“Thank you, Jane. And please, call me Sumeet. Or Sam. Or Dr. Patel, whatever’s most comfortable for you.” He leaned back in his chair, his hands forming a tent under his chin. “So tell me, Jane — how can I help you?”
Jane looked down at her hands folded in her lap. She sighed noisily. “Honestly, I don’t know if you can help me.” She looked up, her eyes meeting Patel’s across the desk. “How much did Gary tell you about — what’s going on with me.”
Sumeet shook his head, his hands lowering to the chair. “Nothing. Not even when I asked. All he said was that your — condition, he called it — was unique.”
Jane laughed, turned her head. “You could say that.”
“Are you in danger?”
Jane turned back to Dr. Patel, her eyes wide with surprise. Patel stared back placidly. “You’ve been nervous, even a little scared, since you’ve walked in this office.” He pointed a thumb in the direction of the diploma she had been studying. “I don’t need a degree to tell me that. You’re holding back something, just like Gary was holding back. Something is wrong, Jane. And I think you need to tell me what it is, that’s bothering you.”
Looking back across the desk at Dr. Patel’s placid stare, Jane was suddenly reminded of Gary — professional, no-nonsense, let’s just get to the point already. And she finally accepted that this meeting, this evaluation from a mental health expert, was the right thing to do. Because even though she believed that every word she was about to say was absolutely correct, she knew that most people, upon hearing her story, would think she was crazy.

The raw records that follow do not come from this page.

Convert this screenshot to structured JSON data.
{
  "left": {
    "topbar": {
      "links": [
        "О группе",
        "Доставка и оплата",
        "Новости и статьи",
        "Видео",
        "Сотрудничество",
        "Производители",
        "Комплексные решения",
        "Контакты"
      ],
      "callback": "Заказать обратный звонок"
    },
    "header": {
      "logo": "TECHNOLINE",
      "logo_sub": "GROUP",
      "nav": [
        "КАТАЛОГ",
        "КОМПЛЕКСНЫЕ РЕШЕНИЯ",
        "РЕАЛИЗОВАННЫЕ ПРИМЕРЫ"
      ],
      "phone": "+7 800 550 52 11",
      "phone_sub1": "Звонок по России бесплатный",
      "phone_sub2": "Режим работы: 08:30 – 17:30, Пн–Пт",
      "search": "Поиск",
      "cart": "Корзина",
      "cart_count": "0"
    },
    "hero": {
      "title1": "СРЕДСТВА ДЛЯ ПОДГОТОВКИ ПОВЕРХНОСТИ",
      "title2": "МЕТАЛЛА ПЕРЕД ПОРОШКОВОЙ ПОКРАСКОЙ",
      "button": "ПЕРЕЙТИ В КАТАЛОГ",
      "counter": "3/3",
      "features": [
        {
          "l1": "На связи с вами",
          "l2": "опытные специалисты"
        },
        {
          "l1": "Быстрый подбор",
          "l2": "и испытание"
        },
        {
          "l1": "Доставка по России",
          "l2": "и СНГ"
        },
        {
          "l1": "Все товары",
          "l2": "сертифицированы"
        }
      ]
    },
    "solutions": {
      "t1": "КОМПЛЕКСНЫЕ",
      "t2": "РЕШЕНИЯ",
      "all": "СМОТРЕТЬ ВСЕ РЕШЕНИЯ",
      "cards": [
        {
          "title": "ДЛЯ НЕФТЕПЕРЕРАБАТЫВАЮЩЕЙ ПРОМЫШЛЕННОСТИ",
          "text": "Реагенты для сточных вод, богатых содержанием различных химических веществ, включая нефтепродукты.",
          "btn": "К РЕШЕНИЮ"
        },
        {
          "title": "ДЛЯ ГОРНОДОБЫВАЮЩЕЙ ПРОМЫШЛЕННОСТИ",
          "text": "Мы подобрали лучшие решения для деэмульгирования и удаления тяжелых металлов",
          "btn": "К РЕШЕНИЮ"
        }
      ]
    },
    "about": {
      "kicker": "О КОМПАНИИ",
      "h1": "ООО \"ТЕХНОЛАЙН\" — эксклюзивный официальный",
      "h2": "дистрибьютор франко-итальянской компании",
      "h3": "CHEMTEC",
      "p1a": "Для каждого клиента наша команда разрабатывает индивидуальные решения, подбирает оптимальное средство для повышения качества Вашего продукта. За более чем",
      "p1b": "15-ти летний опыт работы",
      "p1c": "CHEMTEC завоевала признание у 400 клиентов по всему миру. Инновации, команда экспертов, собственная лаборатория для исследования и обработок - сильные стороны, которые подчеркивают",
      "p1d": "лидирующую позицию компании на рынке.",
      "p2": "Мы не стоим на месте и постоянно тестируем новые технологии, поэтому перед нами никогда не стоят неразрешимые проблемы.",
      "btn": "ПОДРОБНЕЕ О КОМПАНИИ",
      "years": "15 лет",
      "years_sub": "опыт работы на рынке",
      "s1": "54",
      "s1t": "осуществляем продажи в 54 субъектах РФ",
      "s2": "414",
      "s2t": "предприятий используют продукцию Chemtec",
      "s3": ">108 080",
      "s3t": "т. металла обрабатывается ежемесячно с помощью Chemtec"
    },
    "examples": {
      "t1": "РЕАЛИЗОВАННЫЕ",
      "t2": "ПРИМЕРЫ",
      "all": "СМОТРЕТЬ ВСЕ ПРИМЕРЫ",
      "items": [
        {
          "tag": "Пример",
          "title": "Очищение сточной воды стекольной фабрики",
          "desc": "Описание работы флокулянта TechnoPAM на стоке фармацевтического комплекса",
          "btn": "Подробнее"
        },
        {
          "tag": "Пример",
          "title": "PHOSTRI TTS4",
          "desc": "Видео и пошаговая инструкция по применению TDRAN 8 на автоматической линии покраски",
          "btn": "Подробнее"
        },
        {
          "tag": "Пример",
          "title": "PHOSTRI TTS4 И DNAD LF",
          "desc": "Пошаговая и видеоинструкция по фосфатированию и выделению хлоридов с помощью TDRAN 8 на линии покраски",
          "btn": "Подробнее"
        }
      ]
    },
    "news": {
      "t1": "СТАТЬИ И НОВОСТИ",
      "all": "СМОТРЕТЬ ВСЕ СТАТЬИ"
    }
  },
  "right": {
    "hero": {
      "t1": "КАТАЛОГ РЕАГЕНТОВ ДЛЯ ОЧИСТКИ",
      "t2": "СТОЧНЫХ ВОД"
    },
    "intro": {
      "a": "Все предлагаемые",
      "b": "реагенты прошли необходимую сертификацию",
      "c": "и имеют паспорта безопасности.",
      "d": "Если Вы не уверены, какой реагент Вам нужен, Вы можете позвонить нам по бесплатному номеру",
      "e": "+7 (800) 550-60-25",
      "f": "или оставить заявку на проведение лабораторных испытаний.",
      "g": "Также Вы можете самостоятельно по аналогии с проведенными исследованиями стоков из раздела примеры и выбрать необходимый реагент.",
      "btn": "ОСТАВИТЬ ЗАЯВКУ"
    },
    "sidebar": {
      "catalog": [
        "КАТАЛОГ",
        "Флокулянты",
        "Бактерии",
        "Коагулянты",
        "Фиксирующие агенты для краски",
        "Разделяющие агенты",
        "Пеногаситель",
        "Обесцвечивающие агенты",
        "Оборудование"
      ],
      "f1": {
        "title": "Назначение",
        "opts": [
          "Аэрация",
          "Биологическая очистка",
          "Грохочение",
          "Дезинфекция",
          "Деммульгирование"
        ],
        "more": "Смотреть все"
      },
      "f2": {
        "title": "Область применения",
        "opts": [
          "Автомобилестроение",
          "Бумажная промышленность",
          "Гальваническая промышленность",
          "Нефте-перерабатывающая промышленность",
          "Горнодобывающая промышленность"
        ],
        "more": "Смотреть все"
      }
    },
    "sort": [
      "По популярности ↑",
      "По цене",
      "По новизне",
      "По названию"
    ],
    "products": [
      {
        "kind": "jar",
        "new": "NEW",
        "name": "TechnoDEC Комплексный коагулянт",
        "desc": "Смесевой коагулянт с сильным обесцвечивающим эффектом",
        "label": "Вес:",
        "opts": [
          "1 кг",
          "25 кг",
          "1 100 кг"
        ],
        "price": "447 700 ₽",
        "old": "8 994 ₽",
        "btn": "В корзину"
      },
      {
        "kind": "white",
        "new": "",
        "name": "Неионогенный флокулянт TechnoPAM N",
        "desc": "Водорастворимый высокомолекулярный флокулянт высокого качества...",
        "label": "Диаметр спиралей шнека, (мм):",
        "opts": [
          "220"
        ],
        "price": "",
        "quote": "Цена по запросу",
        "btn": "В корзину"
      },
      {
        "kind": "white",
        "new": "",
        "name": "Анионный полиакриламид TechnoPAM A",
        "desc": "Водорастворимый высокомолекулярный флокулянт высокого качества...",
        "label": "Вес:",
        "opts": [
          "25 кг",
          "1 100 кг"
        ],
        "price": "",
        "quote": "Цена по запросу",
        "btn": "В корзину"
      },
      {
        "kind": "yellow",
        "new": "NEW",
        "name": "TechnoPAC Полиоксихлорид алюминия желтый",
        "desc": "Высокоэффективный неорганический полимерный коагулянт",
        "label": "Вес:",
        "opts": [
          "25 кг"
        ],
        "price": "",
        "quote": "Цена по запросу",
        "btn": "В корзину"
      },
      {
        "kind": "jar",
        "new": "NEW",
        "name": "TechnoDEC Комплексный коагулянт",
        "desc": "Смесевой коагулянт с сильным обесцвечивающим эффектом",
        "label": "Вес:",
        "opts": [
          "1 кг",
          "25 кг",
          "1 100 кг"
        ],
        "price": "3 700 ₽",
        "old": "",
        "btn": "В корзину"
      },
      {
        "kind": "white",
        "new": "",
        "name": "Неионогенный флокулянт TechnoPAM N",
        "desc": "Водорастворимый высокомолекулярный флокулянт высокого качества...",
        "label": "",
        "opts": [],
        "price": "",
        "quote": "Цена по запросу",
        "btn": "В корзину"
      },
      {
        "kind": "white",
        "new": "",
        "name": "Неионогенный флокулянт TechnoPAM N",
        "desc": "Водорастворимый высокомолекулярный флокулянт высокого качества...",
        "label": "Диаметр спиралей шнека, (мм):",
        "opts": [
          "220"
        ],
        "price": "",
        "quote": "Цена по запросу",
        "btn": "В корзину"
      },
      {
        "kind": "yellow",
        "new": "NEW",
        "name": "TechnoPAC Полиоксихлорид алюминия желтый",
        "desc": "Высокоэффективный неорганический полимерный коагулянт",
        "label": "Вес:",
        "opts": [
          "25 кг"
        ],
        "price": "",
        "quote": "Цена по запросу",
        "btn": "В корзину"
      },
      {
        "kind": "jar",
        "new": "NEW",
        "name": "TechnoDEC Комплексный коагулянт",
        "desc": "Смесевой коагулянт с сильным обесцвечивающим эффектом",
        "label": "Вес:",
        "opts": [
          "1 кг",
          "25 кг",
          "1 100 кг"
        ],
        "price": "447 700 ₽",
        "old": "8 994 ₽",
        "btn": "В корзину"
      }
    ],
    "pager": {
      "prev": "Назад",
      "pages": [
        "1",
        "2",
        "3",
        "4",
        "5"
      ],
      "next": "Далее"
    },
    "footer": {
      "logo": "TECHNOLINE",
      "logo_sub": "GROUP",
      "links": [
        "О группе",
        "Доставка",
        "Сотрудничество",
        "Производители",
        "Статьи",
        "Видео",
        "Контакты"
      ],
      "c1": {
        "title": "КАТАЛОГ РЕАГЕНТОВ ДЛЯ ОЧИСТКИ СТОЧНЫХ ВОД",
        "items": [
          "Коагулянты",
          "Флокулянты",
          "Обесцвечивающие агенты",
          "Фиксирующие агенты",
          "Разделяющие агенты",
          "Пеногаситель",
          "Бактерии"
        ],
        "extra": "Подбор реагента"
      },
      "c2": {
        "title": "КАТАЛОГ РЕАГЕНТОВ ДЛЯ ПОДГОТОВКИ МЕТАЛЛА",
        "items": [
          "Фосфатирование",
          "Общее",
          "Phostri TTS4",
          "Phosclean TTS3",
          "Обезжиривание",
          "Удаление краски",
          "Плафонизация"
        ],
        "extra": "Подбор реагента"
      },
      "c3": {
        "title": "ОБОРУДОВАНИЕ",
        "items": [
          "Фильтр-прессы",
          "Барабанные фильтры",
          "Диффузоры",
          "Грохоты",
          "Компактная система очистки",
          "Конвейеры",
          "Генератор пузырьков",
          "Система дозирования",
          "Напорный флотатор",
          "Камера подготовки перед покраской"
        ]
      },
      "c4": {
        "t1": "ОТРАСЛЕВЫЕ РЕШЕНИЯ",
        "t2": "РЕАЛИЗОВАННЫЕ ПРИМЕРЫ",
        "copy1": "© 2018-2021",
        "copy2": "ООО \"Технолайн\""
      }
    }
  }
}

She sighed, and smiled. “No, I’m not in danger. It’s just — all right, then.” She inflated her cheeks, blew air noisly past her lips. “Here’s what’s going on with me.”